Database management systems Oracle Database, DB2, Teradata, EXASOL, CUBRID, MS SQL and Vectorwise support the standard syntax. Some also add non-standard SQL extensions.

Synonymous[edit]

Some database implementations adopted the term "Upsert" (a portmanteau of update and insert) to a database statement, or combination of statements, that inserts a record to a table in a database if the record does not exist or, if the record already exists, updates the existing record. It is also used to abbreviate the "MERGE" equivalent pseudo-code.

It is used in Microsoft SQL Azure.

Other non-standard implementations[edit]

Some other database management systems support this, or very similar behavior, through their own, non-standard SQL extensions.

MySQL, for example, supports the use of INSERT ... ON DUPLICATE KEY UPDATE syntax[1] which can be used to achieve a similar effect with the limitation that the join between target and source has to be made only on PRIMARY KEY or UNIQUE constraints, which is not required in the ANSI/ISO standard. It also supports REPLACE INTO syntax,[2] which first attempts an insert, and if that fails, deletes the row, if exists, and then inserts the new one. There is also an IGNORE clause for the INSERT statement,[3] which tells the server to ignore "duplicate key" errors and go on (existing rows will not be inserted or updated, but all new rows will be inserted).

SQLite's INSERT OR REPLACE INTO works similarly. It also supports REPLACE INTO as an alias for compatibility with MySQL.[4]

Firebird supports MERGE INTO though fails to throw an error when there are multiple Source data rows. Additionally there is a single-row version, UPDATE OR INSERT INTO tablename (COLUMNS) VALUES (VALUES) [MATCHING (COLUMNS)], but the latter does not give you the option to take different actions on insert versus update (e.g. setting a new sequence value only for new rows, not for existing ones.)
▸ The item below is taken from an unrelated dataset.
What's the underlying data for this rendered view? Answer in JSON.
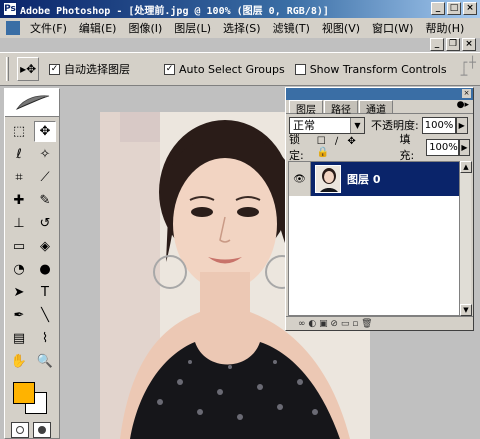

IBM DB2 extends the syntax with multiple WHEN MATCHED and WHEN NOT MATCHED clauses, distinguishing them with ... AND some-condition guards.

Microsoft SQL extends with supporting guards and also with supporting Left Join via WHEN NOT MATCHED BY SOURCE clauses.

See also[edit]

References[edit]

  1. ^ MySQL :: MySQL 5.1 Reference Manual :: 12.2.4.3 INSERT ... ON DUPLICATE KEY UPDATE Syntax
  2. ^ MySQL 5.1 Reference Manual: 11.2.6 REPLACE Syntax
  3. ^ "MySQL 5.5 Reference Manual :: 13.2.5 INSERT Syntax". Retrieved 29 October 2013. 
  4. ^ "SQL As Understood By SQLite: INSERT". Retrieved 2012-09-27. 

External links[edit]